f7: Reflectivity and conductivity calculated from DFT-MD simulations.(a) Reflectivities along the principal Hugoniot curve for 808 nm from the experiments of Celliers et al. (black diamonds) and DFT-MD calculations in this work (solid black line). Reflectivities for 532 nm from the experiments of Loubeyre et al. in hydrogen (red dots) and deuterium (red triangles) and DFT-MD calculations in this work (solid red line). (b) Dynamic electrical conductivity at the five experimental points for which the thermodynamic states along the principal Hugoniot curve are given in the legend. The dc limit (ω→0) is displayed in the inset.
Mentions: To facilitate further comparison between our simulations and experimental results, optical reflectivity and dynamic conductivity were calculated from the DFT-MD results. Figure 7a shows reflectivity calculated along the principal Hugoniot (Supplementary Fig. 7 and Supplementary Note 1). Comparisons are made at 808 nm with the results of Celliers et al.19 and at 532 nm with the recent measurements by Loubeyre et al.51. Good agreement is found between experiment and theory. Between 20 and 50 GPa, DFT-MD is seen to produce somewhat higher reflectivities than the Loubeyre results, attributable to the fact that DFT-MD underestimates the bandgap systematically using exchange-correlation functionals like that of Perdew, Burke, and Ernzerhof (ref. 52), leading to early bandgap closure and an earlier onset of dissociation and, thereby, conduction. In Fig. 7b, the dynamic conductivity along the Hugoniot is plotted at a pressure range corresponding to our experimental conditions. The DC limit is plotted in the inset, showing that conductivity starts at very small values near 0.1 S m−1 at 2.8 × compression (black curve), rising orders of magnitude to a metallic conductivity of 105 S m−1 near fourfold compression (yellow curve). This confirms the continuous transition from an insulating molecular fluid to a metallic degenerate electron liquid observed in the experiments.

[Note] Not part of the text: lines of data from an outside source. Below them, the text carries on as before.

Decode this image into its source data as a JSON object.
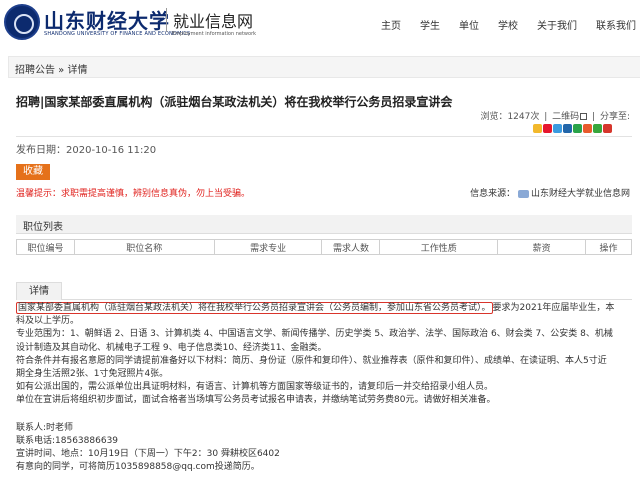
{
  "header": {
    "logo_cn": "山东财经大学",
    "logo_en": "SHANDONG UNIVERSITY OF FINANCE AND ECONOMICS",
    "site_cn": "就业信息网",
    "site_en": "Employment information network",
    "nav": [
      "主页",
      "学生",
      "单位",
      "学校",
      "关于我们",
      "联系我们"
    ]
  },
  "breadcrumb": "招聘公告 » 详情",
  "article": {
    "title": "招聘|国家某部委直属机构（派驻烟台某政法机关）将在我校举行公务员招录宣讲会",
    "views": "浏览：1247次",
    "qrcode": "二维码",
    "share": "分享至:",
    "pubdate": "发布日期：2020-10-16 11:20",
    "fav_label": "收藏",
    "warning": "温馨提示：求职需提高谨慎，辨别信息真伪，勿上当受骗。",
    "source_label": "信息来源：",
    "source_value": "山东财经大学就业信息网"
  },
  "positions": {
    "section_label": "职位列表",
    "columns": [
      "职位编号",
      "职位名称",
      "需求专业",
      "需求人数",
      "工作性质",
      "薪资",
      "操作"
    ]
  },
  "detail_tab": "详情",
  "body": {
    "highlight": "国家某部委直属机构（派驻烟台某政法机关）将在我校举行公务员招录宣讲会（公务员编制，参加山东省公务员考试）。",
    "line1_rest": "要求为2021年应届毕业生，本",
    "line2": "科及以上学历。",
    "line3": "专业范围为：1、朝鲜语 2、日语 3、计算机类 4、中国语言文学、新闻传播学、历史学类 5、政治学、法学、国际政治 6、财会类 7、公安类 8、机械",
    "line4": "设计制造及其自动化、机械电子工程 9、电子信息类10、经济类11、金融类。",
    "line5": "符合条件并有报名意愿的同学请提前准备好以下材料：简历、身份证（原件和复印件）、就业推荐表（原件和复印件）、成绩单、在读证明、本人5寸近",
    "line6": "期全身生活照2张、1寸免冠照片4张。",
    "line7": "如有公派出国的，需公派单位出具证明材料，有语言、计算机等方面国家等级证书的，请复印后一并交给招录小组人员。",
    "line8": "单位在宣讲后将组织初步面试，面试合格者当场填写公务员考试报名申请表，并缴纳笔试劳务费80元。请做好相关准备。",
    "contact": "联系人:时老师",
    "phone": "联系电话:18563886639",
    "time_place": "宣讲时间、地点：10月19日（下周一）下午2：30  舜耕校区6402",
    "email": "有意向的同学，可将简历1035898858@qq.com投递简历。"
  },
  "colors": {
    "brand_blue": "#0c2a6e",
    "fav_orange": "#e5711a",
    "warning_red": "#e0231f",
    "highlight_red": "#d9342b"
  }
}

Bottom Line: Because of applications to planetary science, inertial confinement fusion and fundamental physics, its high-pressure properties have been the subject of intense study over the past two decades.Here we present spectrally resolved x-ray scattering measurements from plasmons in dynamically compressed deuterium.Combined with Compton scattering, and velocity interferometry to determine shock pressure and mass density, this allows us to extract ionization state as a function of compression.

View Article: PubMed Central - PubMed

Affiliation: University of California, Berkeley, California 94720, USA.

ABSTRACT
Hydrogen, the simplest element in the universe, has a surprisingly complex phase diagram. Because of applications to planetary science, inertial confinement fusion and fundamental physics, its high-pressure properties have been the subject of intense study over the past two decades. While sophisticated static experiments have probed hydrogen's structure at ever higher pressures, studies examining the higher-temperature regime using dynamic compression have mostly been limited to optical measurement techniques. Here we present spectrally resolved x-ray scattering measurements from plasmons in dynamically compressed deuterium. Combined with Compton scattering, and velocity interferometry to determine shock pressure and mass density, this allows us to extract ionization state as a function of compression. The onset of ionization occurs close in pressure to where density functional theory-molecular dynamics (DFT-MD) simulations show molecular dissociation, suggesting hydrogen transitions from a molecular and insulating fluid to a conducting state without passing through an intermediate atomic phase.

No MeSH data available.


Related in: MedlinePlus